Nuresta's paternal grandparents said they received about $2,500 from the prime minister's relief fund for the death of her father, Nur Islam.
"Her paternal grandparents received the amount, and did not give her a share," Hossain said. "Now, we only wait to test her luck whether or not her mother's death earns her something."
It's highly unlikely that Nuresta will be able to receive money for her mother's death anytime soon. Her relatives must prove she really lost her mother, Syeda Begum, in the collapse. Syeda's body was never found, and her relatives believe she's in one of the 291 graves where unidentified bodies were buried. Samples were extracted from Nuresta's grandmother for a DNA test, but the authorities say it will take at least three months to complete, Hossain said.
Ahmed charged that the 400 missing person claims could have been verified by the police or government intelligence agencies in a matter of days, but said that the government has not set up a help desk to coordinate with surviving family members.
"Those families could have been helped with a certain amount of monthly allowance until the results of the DNA tests come out," he said. "This should not be a mammoth task for the government."

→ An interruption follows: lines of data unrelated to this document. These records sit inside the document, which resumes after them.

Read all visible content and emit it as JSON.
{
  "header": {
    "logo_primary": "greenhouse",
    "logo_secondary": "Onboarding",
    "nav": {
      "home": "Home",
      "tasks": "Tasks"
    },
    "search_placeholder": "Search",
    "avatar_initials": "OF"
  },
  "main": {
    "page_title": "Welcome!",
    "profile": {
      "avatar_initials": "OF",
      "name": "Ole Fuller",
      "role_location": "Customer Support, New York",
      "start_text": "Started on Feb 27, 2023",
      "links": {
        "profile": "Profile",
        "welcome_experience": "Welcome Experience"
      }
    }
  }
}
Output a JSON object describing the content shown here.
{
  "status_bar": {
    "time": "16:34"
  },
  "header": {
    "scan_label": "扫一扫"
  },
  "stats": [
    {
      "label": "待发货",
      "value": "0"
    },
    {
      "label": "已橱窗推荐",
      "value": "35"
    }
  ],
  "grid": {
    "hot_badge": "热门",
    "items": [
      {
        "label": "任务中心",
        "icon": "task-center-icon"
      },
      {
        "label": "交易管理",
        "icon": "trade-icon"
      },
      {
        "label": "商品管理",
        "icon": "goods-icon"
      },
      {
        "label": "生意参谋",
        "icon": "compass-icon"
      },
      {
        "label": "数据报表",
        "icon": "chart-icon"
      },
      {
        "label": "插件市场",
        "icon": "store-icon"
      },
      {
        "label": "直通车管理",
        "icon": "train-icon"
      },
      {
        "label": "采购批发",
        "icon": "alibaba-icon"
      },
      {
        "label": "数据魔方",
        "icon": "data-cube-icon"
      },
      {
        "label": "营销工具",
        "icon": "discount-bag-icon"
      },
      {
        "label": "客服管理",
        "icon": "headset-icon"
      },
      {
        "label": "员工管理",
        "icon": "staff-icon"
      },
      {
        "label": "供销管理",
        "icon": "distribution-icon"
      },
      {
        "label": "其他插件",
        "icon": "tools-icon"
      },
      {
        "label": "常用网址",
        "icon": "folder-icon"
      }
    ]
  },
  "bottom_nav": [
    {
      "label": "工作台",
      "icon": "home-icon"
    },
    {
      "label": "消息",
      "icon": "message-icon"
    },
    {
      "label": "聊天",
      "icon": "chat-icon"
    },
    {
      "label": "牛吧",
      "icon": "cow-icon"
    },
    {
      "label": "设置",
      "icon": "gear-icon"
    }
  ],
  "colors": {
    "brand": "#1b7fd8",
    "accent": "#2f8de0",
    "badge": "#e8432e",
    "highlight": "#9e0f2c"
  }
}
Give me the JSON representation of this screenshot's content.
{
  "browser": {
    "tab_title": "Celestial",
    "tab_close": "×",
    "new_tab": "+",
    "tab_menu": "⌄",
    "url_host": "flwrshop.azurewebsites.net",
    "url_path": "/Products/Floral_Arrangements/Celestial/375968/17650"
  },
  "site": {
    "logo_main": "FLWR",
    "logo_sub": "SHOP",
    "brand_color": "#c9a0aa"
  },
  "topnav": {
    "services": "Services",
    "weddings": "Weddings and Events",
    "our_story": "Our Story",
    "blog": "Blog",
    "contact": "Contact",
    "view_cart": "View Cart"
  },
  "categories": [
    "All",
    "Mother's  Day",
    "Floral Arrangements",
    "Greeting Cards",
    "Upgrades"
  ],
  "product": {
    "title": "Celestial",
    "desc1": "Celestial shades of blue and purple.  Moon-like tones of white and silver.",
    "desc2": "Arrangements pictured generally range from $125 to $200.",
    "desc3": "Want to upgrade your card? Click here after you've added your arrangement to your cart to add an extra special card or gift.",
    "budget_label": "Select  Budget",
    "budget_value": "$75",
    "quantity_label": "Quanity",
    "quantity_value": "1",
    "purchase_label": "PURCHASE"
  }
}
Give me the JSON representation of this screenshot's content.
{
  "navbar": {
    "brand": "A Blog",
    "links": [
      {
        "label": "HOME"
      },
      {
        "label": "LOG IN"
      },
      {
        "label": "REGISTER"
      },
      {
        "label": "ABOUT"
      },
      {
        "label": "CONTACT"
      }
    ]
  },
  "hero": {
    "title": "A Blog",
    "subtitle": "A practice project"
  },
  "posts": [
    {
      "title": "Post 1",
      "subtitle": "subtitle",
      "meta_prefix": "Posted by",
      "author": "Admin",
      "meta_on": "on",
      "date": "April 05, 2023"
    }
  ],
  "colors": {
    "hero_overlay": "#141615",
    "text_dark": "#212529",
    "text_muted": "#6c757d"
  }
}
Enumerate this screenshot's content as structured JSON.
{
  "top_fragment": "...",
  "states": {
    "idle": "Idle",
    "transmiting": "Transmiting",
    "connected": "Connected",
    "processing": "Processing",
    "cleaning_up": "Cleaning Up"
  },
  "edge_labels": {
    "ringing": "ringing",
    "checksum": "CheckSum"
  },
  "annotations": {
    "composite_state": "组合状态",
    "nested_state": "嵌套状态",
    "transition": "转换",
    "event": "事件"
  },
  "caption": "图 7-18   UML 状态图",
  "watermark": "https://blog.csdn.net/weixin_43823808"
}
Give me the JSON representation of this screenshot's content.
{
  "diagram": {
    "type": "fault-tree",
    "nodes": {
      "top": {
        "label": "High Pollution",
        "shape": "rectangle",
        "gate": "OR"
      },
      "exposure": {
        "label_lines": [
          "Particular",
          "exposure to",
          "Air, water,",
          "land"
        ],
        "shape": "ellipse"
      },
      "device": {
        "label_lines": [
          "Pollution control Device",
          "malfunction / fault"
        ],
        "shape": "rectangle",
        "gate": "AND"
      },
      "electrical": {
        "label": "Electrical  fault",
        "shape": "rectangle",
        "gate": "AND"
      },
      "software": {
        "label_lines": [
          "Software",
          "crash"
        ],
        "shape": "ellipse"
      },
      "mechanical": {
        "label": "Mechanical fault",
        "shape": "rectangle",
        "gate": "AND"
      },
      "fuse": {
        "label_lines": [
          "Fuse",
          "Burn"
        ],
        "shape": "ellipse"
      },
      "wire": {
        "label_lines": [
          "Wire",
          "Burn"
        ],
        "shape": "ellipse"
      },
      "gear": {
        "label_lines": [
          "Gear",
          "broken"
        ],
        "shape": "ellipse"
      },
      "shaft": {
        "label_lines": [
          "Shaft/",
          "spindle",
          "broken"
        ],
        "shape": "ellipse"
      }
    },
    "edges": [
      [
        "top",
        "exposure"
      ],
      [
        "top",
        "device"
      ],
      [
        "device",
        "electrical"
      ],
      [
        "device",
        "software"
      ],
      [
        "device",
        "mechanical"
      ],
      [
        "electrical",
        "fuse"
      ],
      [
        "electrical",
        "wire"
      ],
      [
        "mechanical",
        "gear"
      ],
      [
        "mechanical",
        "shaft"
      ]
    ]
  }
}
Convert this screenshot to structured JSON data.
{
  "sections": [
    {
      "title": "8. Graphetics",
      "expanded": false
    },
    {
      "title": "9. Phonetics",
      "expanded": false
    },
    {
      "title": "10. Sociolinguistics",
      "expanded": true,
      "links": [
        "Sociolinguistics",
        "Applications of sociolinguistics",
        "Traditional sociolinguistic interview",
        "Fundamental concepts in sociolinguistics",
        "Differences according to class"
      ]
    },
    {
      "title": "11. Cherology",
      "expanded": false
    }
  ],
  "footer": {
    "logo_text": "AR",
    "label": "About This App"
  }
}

Meanwhile, survivors have struggled to rebuild their lives. Nuresta's uncle Hossain, who is 21, stopped working in the garment industry and has become a mason's helper since the collapse. His new profession offers less steady income, but his parents don't want him working in the garment industry after the death of his only sister and her husband, he said.
"The situation into which these workers have been forced is completely because of the government's indifference and lack of initiative," Ahmed said.
While victims rallied outside of Rana Plaza this week, workers from factories in the capital's suburban industrial zones like Savar and Gazipur continued to demonstrate on Tuesday, demanding wages and bonus compensation ahead of the Muslim religious festival Eid-ul Fitr this week.
"The unrest is expected to spread as the government seeks to settle the issue by force rather than finding a reconciliation to the workers' legitimate demands," Selim Ahmed, a bdnews24.com reporter, told HuffPost from the scene.